Restate all the lines below word for word, but omit the pictures.

Recorded data
········

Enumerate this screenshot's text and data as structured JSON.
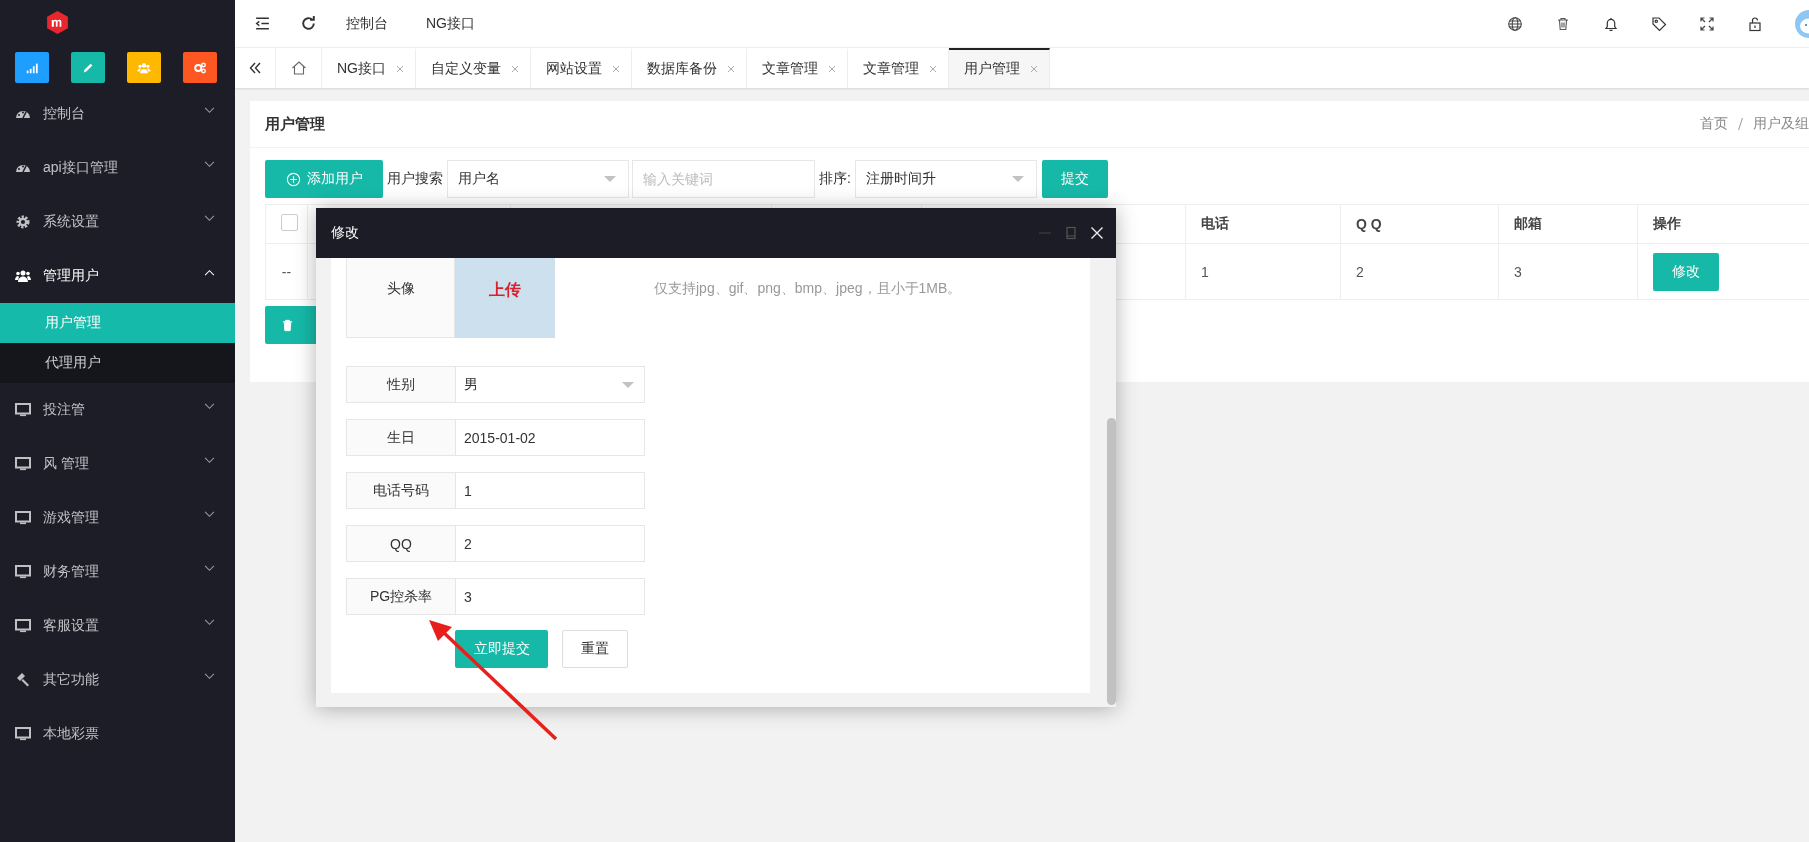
{
  "sidebar": {
    "quick_buttons": [
      {
        "kind": "signal",
        "color": "#1e9fff"
      },
      {
        "kind": "pencil",
        "color": "#16b9a8"
      },
      {
        "kind": "users",
        "color": "#ffb800"
      },
      {
        "kind": "gears",
        "color": "#ff5722"
      }
    ],
    "menu": [
      {
        "label": "控制台",
        "kind": "gauge",
        "expanded": false
      },
      {
        "label": "api接口管理",
        "kind": "gauge",
        "expanded": false
      },
      {
        "label": "系统设置",
        "kind": "gear",
        "expanded": false
      },
      {
        "label": "管理用户",
        "kind": "users",
        "expanded": true,
        "children": [
          {
            "label": "用户管理",
            "selected": true
          },
          {
            "label": "代理用户",
            "selected": false
          }
        ]
      },
      {
        "label": "投注管",
        "kind": "monitor",
        "expanded": false
      },
      {
        "label": "风 管理",
        "kind": "monitor",
        "expanded": false
      },
      {
        "label": "游戏管理",
        "kind": "monitor",
        "expanded": false
      },
      {
        "label": "财务管理",
        "kind": "monitor",
        "expanded": false
      },
      {
        "label": "客服设置",
        "kind": "monitor",
        "expanded": false
      },
      {
        "label": "其它功能",
        "kind": "hammer",
        "expanded": false
      },
      {
        "label": "本地彩票",
        "kind": "monitor"
      }
    ]
  },
  "header": {
    "links": [
      "控制台",
      "NG接口"
    ]
  },
  "tabs": [
    {
      "label": "NG接口",
      "selected": false
    },
    {
      "label": "自定义变量",
      "selected": false
    },
    {
      "label": "网站设置",
      "selected": false
    },
    {
      "label": "数据库备份",
      "selected": false
    },
    {
      "label": "文章管理",
      "selected": false
    },
    {
      "label": "文章管理",
      "selected": false
    },
    {
      "label": "用户管理",
      "selected": true
    }
  ],
  "page": {
    "title": "用户管理",
    "breadcrumb": [
      "首页",
      "用户及组"
    ],
    "toolbar": {
      "add_button": "添加用户",
      "search_label": "用户搜索",
      "search_by": "用户名",
      "keyword_placeholder": "输入关键词",
      "sort_label": "排序:",
      "sort_by": "注册时间升",
      "submit_button": "提交"
    },
    "table": {
      "header_checked": false,
      "columns": [
        "电话",
        "Q Q",
        "邮箱",
        "操作"
      ],
      "rows": [
        {
          "lead": "--",
          "cells": [
            "1",
            "2",
            "3"
          ],
          "action": "修改"
        }
      ]
    }
  },
  "dialog": {
    "title": "修改",
    "avatar": {
      "label": "头像",
      "upload": "上传",
      "hint": "仅支持jpg、gif、png、bmp、jpeg，且小于1MB。"
    },
    "fields": [
      {
        "label": "性别",
        "kind": "select",
        "value": "男"
      },
      {
        "label": "生日",
        "kind": "input",
        "value": "2015-01-02"
      },
      {
        "label": "电话号码",
        "kind": "input",
        "value": "1"
      },
      {
        "label": "QQ",
        "kind": "input",
        "value": "2"
      },
      {
        "label": "PG控杀率",
        "kind": "input",
        "value": "3"
      }
    ],
    "submit": "立即提交",
    "reset": "重置"
  }
}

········

## [REPLY]
Enumerate this screenshot's text and data as structured JSON.
{
  "sidebar": {
    "quick_buttons": [
      {
        "kind": "signal",
        "color": "#1e9fff"
      },
      {
        "kind": "pencil",
        "color": "#16b9a8"
      },
      {
        "kind": "users",
        "color": "#ffb800"
      },
      {
        "kind": "gears",
        "color": "#ff5722"
      }
    ],
    "menu": [
      {
        "label": "控制台",
        "kind": "gauge",
        "expanded": false
      },
      {
        "label": "api接口管理",
        "kind": "gauge",
        "expanded": false
      },
      {
        "label": "系统设置",
        "kind": "gear",
        "expanded": false
      },
      {
        "label": "管理用户",
        "kind": "users",
        "expanded": true,
        "children": [
          {
            "label": "用户管理",
            "selected": true
          },
          {
            "label": "代理用户",
            "selected": false
          }
        ]
      },
      {
        "label": "投注管",
        "kind": "monitor",
        "expanded": false
      },
      {
        "label": "风 管理",
        "kind": "monitor",
        "expanded": false
      },
      {
        "label": "游戏管理",
        "kind": "monitor",
        "expanded": false
      },
      {
        "label": "财务管理",
        "kind": "monitor",
        "expanded": false
      },
      {
        "label": "客服设置",
        "kind": "monitor",
        "expanded": false
      },
      {
        "label": "其它功能",
        "kind": "hammer",
        "expanded": false
      },
      {
        "label": "本地彩票",
        "kind": "monitor"
      }
    ]
  },
  "header": {
    "links": [
      "控制台",
      "NG接口"
    ]
  },
  "tabs": [
    {
      "label": "NG接口",
      "selected": false
    },
    {
      "label": "自定义变量",
      "selected": false
    },
    {
      "label": "网站设置",
      "selected": false
    },
    {
      "label": "数据库备份",
      "selected": false
    },
    {
      "label": "文章管理",
      "selected": false
    },
    {
      "label": "文章管理",
      "selected": false
    },
    {
      "label": "用户管理",
      "selected": true
    }
  ],
  "page": {
    "title": "用户管理",
    "breadcrumb": [
      "首页",
      "用户及组"
    ],
    "toolbar": {
      "add_button": "添加用户",
      "search_label": "用户搜索",
      "search_by": "用户名",
      "keyword_placeholder": "输入关键词",
      "sort_label": "排序:",
      "sort_by": "注册时间升",
      "submit_button": "提交"
    },
    "table": {
      "header_checked": false,
      "columns": [
        "电话",
        "Q Q",
        "邮箱",
        "操作"
      ],
      "rows": [
        {
          "lead": "--",
          "cells": [
            "1",
            "2",
            "3"
          ],
          "action": "修改"
        }
      ]
    }
  },
  "dialog": {
    "title": "修改",
    "avatar": {
      "label": "头像",
      "upload": "上传",
      "hint": "仅支持jpg、gif、png、bmp、jpeg，且小于1MB。"
    },
    "fields": [
      {
        "label": "性别",
        "kind": "select",
        "value": "男"
      },
      {
        "label": "生日",
        "kind": "input",
        "value": "2015-01-02"
      },
      {
        "label": "电话号码",
        "kind": "input",
        "value": "1"
      },
      {
        "label": "QQ",
        "kind": "input",
        "value": "2"
      },
      {
        "label": "PG控杀率",
        "kind": "input",
        "value": "3"
      }
    ],
    "submit": "立即提交",
    "reset": "重置"
  }
}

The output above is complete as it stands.